▶ DESCRIPTION OF THE TASK: Find out how many lines of the listing below include "text" and report only that number.
+---+
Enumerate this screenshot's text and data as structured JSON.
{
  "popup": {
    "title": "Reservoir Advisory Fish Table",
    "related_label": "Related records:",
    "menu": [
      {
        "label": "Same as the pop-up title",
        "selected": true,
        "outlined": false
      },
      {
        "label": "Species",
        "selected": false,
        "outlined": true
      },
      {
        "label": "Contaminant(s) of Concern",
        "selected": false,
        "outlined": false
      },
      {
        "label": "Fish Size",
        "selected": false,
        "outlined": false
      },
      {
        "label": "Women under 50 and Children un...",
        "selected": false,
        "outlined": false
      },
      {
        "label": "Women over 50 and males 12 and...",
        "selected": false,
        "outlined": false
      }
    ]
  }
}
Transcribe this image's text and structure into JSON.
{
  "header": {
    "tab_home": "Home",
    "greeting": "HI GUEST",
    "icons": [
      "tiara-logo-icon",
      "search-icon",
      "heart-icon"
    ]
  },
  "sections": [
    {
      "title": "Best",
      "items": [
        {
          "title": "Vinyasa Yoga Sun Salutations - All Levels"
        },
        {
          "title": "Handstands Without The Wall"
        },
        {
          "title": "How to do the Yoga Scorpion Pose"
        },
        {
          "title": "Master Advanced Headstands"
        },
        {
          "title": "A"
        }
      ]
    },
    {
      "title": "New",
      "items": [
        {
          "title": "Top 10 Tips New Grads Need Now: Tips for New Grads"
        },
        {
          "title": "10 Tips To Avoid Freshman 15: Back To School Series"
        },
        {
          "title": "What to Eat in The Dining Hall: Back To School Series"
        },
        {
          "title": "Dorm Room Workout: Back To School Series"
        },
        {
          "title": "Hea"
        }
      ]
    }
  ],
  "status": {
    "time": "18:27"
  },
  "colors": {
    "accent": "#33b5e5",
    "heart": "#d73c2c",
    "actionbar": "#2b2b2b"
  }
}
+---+
▶ RESPONSE BELOW: 2